[Problem requirements] In the material below, find each line with the string "true" and copy it.
*** Opening Record set ***
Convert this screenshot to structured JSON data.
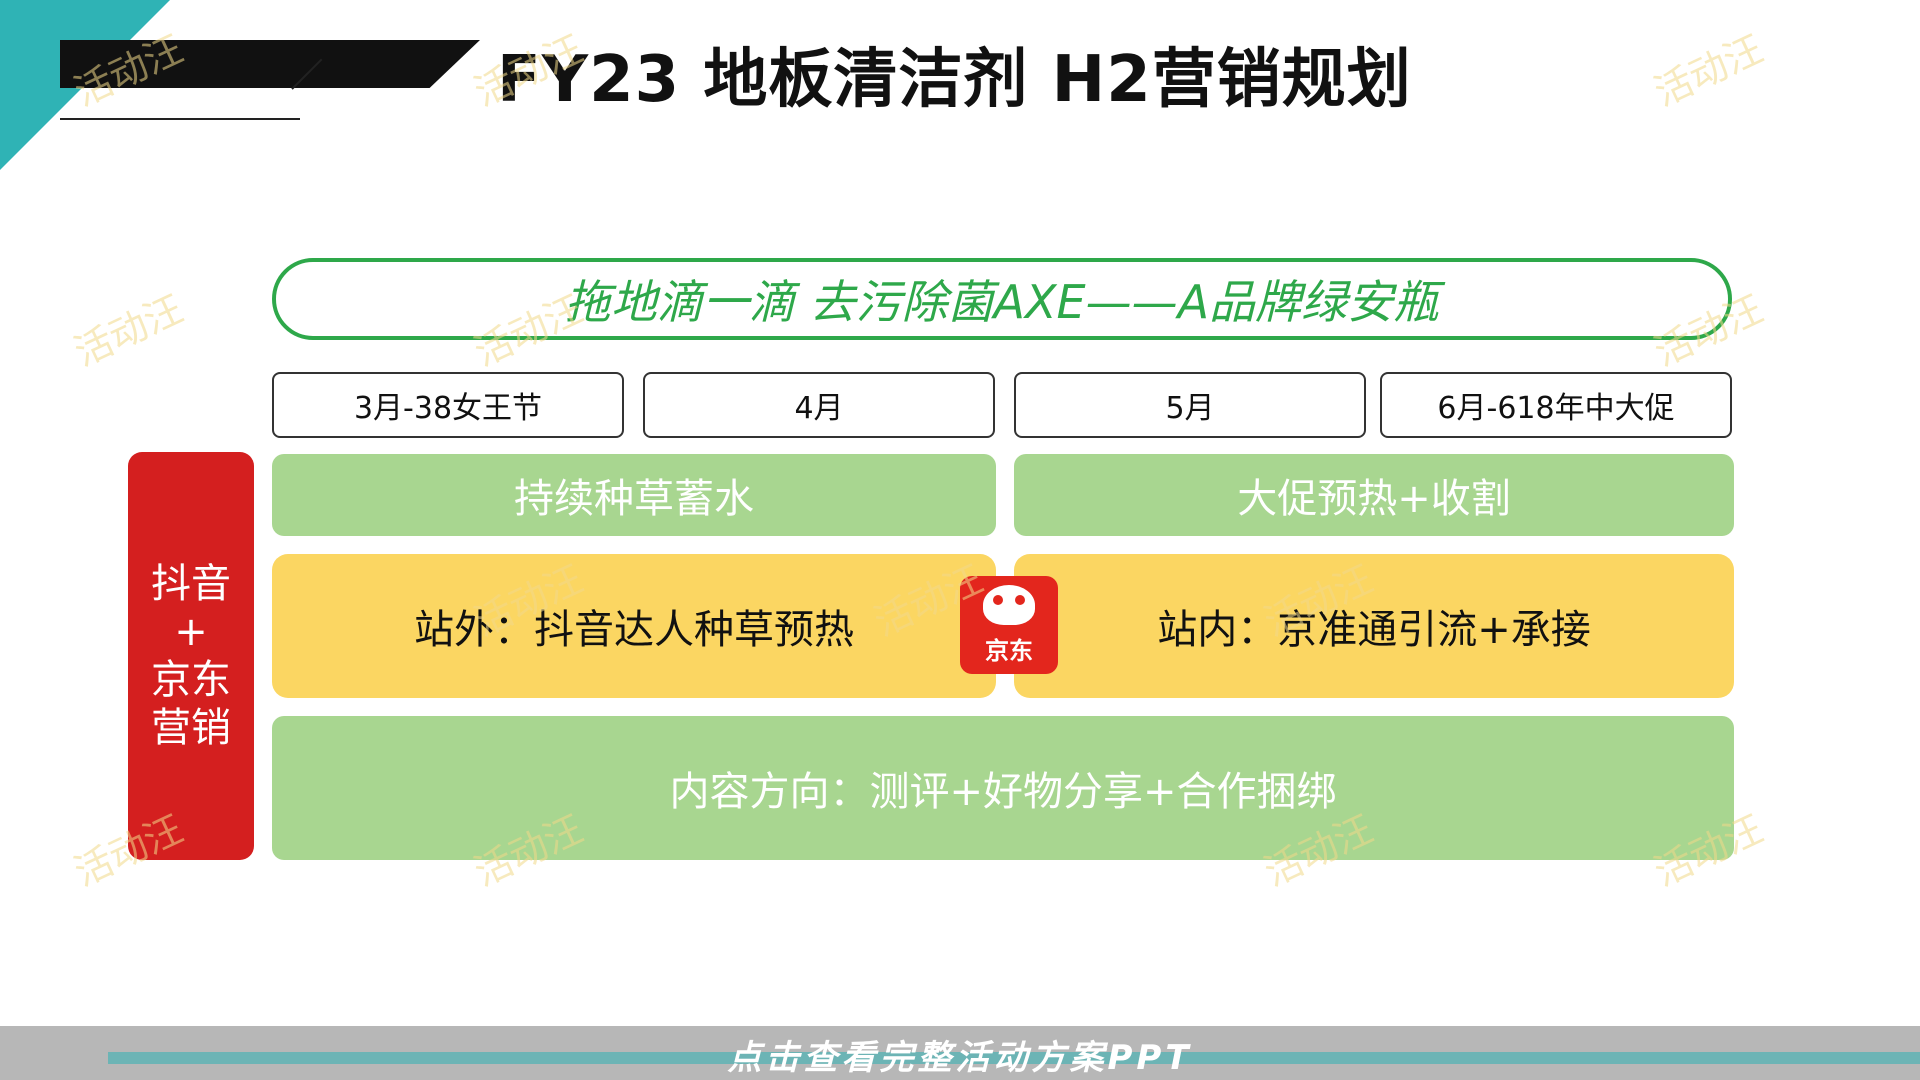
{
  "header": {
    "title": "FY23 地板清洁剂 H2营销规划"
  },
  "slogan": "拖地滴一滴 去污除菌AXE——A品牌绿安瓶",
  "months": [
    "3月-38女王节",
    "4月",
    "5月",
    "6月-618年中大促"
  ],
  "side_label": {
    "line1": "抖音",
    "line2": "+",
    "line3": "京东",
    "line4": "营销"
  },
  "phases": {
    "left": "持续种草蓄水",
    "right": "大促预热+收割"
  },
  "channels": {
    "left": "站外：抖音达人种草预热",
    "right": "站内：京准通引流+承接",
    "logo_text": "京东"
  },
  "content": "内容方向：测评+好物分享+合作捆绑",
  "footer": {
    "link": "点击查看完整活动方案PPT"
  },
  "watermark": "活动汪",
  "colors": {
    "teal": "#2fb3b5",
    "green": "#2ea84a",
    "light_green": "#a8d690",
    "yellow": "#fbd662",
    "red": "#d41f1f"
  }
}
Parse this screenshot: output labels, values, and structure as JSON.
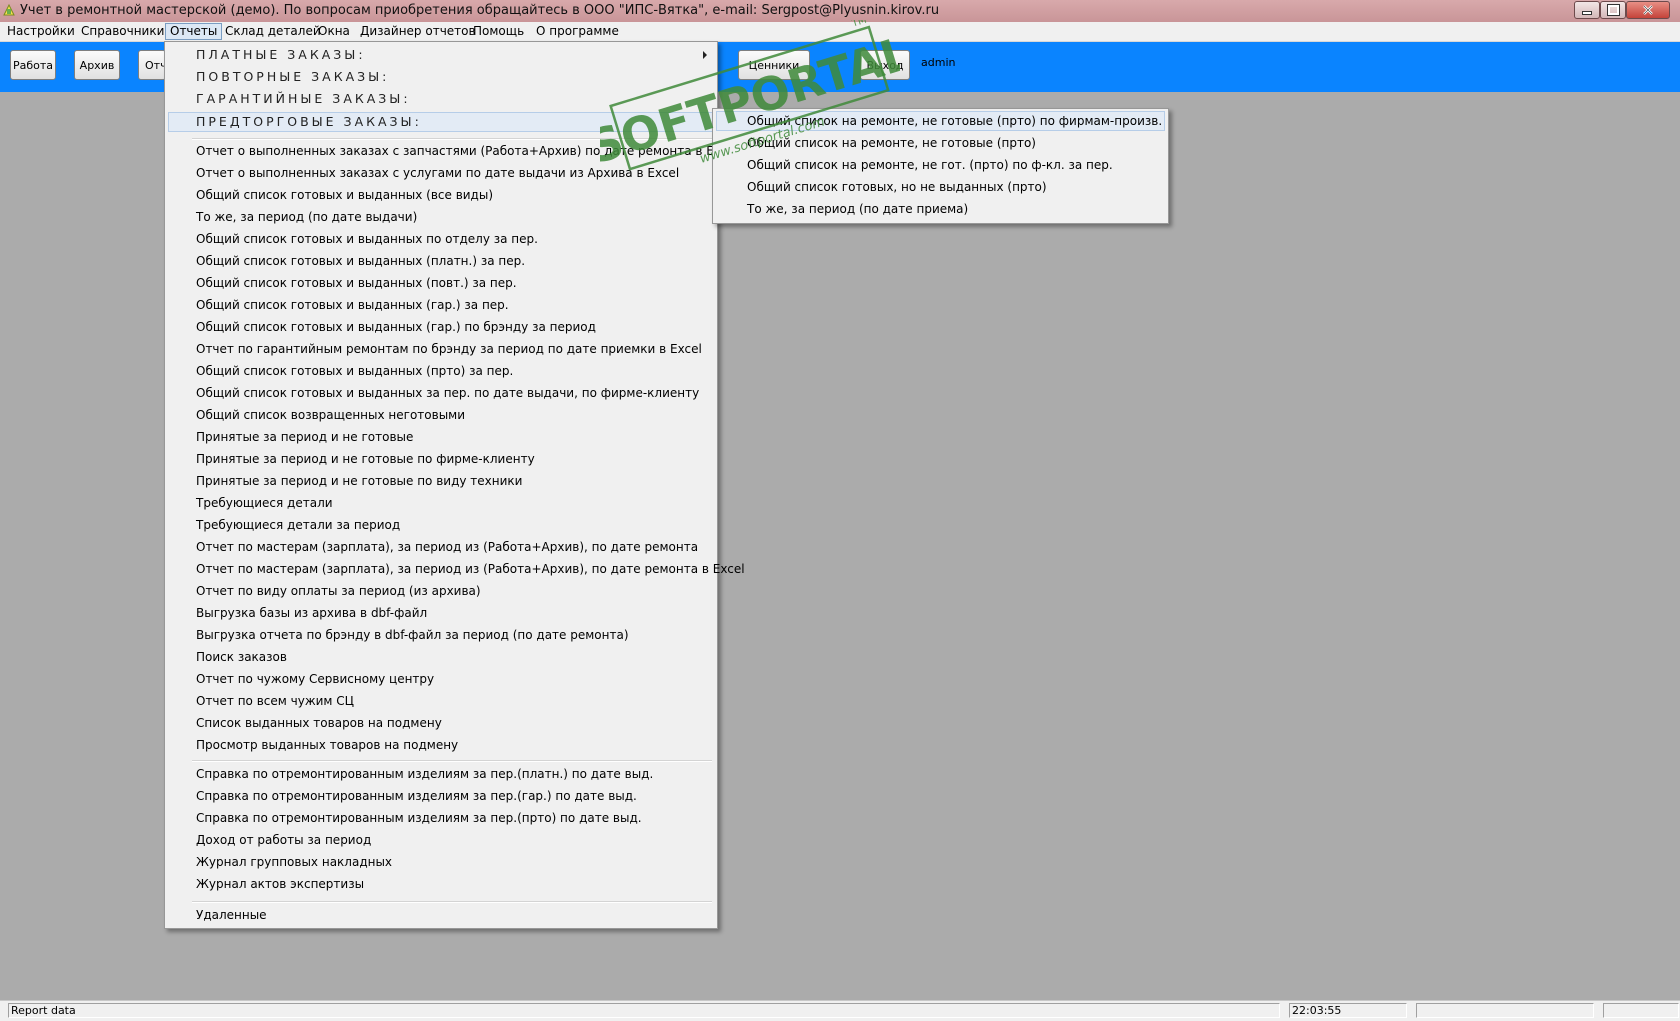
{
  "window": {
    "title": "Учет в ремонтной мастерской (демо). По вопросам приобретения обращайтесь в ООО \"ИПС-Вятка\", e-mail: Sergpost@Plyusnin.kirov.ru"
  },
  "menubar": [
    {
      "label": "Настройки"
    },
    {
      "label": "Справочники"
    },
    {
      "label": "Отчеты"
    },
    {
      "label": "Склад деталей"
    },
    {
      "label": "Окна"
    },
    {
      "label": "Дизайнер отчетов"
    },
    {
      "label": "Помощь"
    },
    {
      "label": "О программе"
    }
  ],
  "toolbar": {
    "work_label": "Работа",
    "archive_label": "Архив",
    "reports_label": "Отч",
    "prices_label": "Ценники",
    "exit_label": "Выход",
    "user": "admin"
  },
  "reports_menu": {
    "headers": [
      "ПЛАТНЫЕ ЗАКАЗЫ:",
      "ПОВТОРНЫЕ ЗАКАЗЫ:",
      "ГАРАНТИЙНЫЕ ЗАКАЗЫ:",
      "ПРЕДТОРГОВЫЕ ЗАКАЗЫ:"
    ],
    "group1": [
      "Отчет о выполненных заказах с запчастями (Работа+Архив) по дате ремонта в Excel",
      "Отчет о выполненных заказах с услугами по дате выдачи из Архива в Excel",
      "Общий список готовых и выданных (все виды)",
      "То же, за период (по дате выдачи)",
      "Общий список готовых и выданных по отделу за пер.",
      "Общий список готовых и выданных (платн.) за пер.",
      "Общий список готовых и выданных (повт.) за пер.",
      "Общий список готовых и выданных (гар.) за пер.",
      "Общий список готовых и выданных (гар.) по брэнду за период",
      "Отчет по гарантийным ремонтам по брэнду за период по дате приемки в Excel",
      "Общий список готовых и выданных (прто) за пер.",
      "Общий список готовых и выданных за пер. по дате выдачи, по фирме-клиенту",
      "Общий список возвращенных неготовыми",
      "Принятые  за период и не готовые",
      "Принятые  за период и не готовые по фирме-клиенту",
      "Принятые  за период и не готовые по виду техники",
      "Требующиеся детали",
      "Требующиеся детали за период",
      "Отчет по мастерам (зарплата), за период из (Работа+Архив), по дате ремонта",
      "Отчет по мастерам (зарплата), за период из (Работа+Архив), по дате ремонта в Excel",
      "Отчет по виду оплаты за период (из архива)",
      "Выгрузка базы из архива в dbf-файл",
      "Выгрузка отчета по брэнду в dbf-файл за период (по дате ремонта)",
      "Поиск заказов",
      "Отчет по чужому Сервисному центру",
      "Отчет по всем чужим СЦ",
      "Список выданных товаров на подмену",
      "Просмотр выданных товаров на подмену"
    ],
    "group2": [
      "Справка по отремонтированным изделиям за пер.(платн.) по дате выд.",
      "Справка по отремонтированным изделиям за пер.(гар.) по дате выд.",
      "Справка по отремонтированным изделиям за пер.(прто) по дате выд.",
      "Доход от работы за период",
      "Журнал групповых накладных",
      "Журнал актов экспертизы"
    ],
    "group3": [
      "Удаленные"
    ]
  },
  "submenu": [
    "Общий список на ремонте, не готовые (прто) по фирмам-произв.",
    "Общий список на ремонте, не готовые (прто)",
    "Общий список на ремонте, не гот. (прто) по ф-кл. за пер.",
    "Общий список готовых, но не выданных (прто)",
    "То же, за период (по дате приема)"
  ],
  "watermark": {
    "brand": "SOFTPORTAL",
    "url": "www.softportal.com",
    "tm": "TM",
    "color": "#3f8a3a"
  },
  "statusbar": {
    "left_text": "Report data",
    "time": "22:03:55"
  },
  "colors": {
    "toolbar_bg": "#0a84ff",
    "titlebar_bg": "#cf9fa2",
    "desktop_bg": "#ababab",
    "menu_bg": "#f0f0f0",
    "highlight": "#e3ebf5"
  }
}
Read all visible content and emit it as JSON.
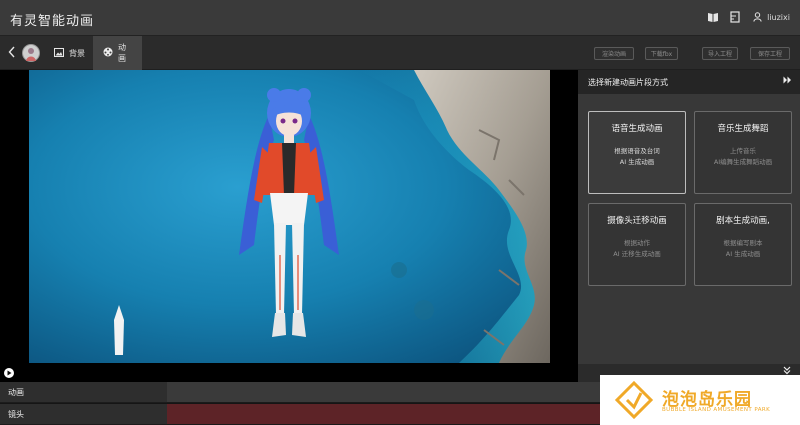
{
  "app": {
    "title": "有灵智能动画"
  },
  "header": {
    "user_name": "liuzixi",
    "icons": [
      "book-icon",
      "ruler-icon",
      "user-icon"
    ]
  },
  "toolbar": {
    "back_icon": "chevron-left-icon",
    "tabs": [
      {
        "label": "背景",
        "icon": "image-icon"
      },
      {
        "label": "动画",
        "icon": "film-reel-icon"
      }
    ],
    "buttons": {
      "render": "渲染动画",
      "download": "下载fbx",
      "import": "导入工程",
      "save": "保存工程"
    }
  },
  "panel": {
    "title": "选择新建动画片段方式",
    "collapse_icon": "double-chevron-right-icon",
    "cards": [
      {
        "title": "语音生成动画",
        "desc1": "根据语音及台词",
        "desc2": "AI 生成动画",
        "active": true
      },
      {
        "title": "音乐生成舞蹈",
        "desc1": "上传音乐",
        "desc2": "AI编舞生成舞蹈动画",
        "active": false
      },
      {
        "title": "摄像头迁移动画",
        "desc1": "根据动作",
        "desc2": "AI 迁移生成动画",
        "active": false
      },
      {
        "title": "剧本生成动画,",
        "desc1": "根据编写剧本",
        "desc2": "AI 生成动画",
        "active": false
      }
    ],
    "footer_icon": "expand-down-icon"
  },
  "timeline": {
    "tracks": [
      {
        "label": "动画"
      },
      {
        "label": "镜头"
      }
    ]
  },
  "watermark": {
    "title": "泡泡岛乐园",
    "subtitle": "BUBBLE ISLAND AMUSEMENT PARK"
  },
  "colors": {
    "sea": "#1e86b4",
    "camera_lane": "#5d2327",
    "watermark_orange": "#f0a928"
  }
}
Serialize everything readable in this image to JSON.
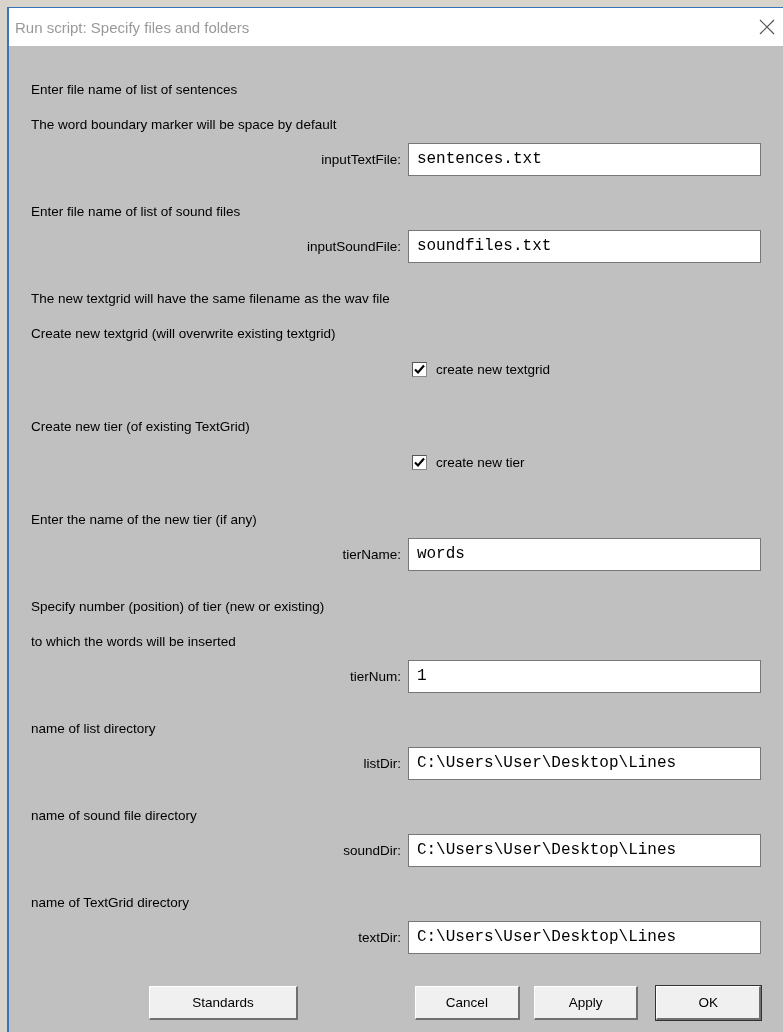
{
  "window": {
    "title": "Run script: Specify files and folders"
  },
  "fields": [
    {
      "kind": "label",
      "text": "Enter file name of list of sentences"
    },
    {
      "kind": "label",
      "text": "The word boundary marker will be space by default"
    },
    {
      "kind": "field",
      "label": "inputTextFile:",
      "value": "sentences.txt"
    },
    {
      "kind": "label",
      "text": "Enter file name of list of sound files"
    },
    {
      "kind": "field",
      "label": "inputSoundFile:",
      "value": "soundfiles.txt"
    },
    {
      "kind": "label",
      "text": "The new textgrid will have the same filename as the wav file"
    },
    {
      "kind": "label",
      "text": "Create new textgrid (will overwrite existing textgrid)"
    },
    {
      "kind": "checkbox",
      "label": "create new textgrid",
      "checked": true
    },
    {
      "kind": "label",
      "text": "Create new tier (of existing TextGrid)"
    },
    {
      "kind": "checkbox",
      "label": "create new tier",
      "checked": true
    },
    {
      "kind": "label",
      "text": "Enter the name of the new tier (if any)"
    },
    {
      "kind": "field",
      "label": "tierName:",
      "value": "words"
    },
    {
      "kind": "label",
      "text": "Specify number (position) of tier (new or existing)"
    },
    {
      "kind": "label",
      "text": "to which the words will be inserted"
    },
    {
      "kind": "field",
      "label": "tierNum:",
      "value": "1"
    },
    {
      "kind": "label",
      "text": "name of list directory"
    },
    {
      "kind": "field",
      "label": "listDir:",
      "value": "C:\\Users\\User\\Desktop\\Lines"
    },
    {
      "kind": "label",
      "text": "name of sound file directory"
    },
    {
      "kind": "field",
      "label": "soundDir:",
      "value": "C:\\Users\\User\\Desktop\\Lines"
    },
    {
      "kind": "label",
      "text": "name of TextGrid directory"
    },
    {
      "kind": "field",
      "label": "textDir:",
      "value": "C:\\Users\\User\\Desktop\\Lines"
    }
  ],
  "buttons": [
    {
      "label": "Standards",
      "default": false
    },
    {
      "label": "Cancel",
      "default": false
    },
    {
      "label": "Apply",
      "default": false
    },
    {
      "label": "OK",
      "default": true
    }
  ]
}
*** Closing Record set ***
[Written answer]
        "active": true
      "checked": true
      "checked": true
      "default": true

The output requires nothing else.